Posted July. 10, 2010 09:47,   


The Bank of Korea in a surprise move Friday raised the key interest rate for the first time in nearly two years to 2.25 percent, signaling the start of the government’s exit strategy.

The hike will raise interest rates on loans and increase the financial burden on households and businesses. As the start of the government’s exit strategy, the lifting of the rate is expected to significantly affect the economy since additional hikes this year are likely.

The Monetary Policy Committee raised the rate a quarter of a percentage point at its monthly meeting, ending the country’s longest rate freeze at 16 months.

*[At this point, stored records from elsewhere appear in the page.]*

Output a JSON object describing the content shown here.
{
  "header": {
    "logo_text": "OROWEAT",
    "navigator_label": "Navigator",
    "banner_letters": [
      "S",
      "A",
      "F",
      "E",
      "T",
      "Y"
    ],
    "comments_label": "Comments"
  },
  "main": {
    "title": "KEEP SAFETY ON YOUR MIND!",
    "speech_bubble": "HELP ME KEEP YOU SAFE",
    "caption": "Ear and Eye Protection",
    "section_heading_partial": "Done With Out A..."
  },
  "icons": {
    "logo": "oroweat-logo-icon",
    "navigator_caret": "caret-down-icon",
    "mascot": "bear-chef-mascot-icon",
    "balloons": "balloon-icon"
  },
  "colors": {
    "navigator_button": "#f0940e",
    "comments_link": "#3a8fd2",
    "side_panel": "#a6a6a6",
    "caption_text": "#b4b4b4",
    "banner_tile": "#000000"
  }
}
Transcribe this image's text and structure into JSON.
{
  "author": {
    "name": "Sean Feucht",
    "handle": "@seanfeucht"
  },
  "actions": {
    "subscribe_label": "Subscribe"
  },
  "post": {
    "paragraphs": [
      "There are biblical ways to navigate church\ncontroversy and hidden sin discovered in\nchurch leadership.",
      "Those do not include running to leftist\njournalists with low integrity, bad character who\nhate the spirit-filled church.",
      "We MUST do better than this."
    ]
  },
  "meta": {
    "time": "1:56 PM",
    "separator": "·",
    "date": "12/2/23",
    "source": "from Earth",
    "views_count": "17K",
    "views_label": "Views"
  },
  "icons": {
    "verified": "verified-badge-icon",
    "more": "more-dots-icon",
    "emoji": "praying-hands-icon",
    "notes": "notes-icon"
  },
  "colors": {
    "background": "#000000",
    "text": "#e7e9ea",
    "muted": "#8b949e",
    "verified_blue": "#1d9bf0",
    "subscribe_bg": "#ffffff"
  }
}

Bank of Korea Gov. Kim Choong-soo said, “With the economy expected to grow more than 7 percent in the first half of the year, consumer goods prices are likely to reach the 3-percent level and exceed that level next year,” adding, “Now is the opportune time to act.”

Financial experts had predicted that the earliest rate hike would come next month. Kim said, however, that the raising was inevitable to preemptively respond to inflationary pressure, which he said will further increase in the latter half of the year, implying additional hikes.

The benchmark stock index KOSPI rose 24.37 points (1.43 percent) to close at 1,723.01 Friday as foreign investors purchased domestic stocks en masse based on the prospect that the rate hike will have a limited impact on stocks.

With the hike seen as indicating confidence in economic recovery, the Korean won appreciated 13.3 points to close at 1,196 against the U.S. dollar.